On April 28, 2001, the world of exploration changed forever.
On that day 10 years ago, Dennis Tito, a wealthy engineer who had recently turned 60, broke one of the most sacred barriers in exploration: he became the first private citizen to go to space.
Blasting off on that Saturday from the Baikonur Cosmodrome in Kazakhstan aboard Russian rocket--Soyuz TM-32--Tito was on his way to a place only professional astronauts and military- or government-sponsored personnel had been able to go before.
Tito was the launch client for a new company called Space Adventures that was founded in 1998. Led by chairman Eric Anderson, the company set out to change one of the most fundamental dynamics of space travel and make it possible for the first time for private citizens to experience life beyond Earth.
This was not possible in the United States. NASA was not interested in taking tourists aboard the Space Shuttle--and never has been--explained Space.com senior writer Clara Moskowitz.
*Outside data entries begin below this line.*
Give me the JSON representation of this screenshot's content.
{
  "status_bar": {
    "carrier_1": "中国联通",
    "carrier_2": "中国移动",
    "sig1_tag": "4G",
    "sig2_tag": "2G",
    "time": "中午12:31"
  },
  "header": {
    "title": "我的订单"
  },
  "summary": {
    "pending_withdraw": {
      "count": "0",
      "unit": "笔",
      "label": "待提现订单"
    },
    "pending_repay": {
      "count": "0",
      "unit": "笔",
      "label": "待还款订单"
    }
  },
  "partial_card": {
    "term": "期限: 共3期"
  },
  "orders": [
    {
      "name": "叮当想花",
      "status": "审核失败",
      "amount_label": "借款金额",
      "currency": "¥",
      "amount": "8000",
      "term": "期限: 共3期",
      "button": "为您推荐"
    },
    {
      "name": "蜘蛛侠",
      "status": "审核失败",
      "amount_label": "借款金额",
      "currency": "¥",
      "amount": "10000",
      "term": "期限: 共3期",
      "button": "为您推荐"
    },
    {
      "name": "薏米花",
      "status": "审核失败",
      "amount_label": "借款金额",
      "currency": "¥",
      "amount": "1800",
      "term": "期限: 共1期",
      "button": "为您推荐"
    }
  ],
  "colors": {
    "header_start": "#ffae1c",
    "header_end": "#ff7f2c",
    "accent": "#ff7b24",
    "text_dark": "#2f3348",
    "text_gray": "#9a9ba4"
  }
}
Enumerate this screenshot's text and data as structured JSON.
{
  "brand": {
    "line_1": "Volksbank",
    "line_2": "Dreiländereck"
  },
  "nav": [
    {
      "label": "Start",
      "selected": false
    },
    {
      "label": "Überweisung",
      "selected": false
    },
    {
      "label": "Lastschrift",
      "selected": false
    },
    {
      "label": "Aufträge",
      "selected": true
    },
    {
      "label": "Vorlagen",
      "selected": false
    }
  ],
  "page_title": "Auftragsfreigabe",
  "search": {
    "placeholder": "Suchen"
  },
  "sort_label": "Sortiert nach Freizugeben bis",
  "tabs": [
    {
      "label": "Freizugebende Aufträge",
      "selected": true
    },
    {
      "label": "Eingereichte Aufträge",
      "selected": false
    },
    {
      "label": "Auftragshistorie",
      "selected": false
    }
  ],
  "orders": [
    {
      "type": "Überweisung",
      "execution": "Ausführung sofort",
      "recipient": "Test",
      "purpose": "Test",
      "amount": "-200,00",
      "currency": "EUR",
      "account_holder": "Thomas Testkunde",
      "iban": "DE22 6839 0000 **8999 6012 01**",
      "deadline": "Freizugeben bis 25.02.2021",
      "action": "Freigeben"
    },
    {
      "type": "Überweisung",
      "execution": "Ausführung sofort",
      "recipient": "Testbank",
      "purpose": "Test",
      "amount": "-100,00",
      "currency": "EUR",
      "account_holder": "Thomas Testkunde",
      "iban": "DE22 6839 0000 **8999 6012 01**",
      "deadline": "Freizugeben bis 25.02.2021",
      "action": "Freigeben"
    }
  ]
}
And so those like Tito who wanted to make like an astronaut had no choice but to go the Space Adventures route--which meant traveling to Russia for weeks of training and an eventual trip aboard one of that country's Soyuz rockets. … Read more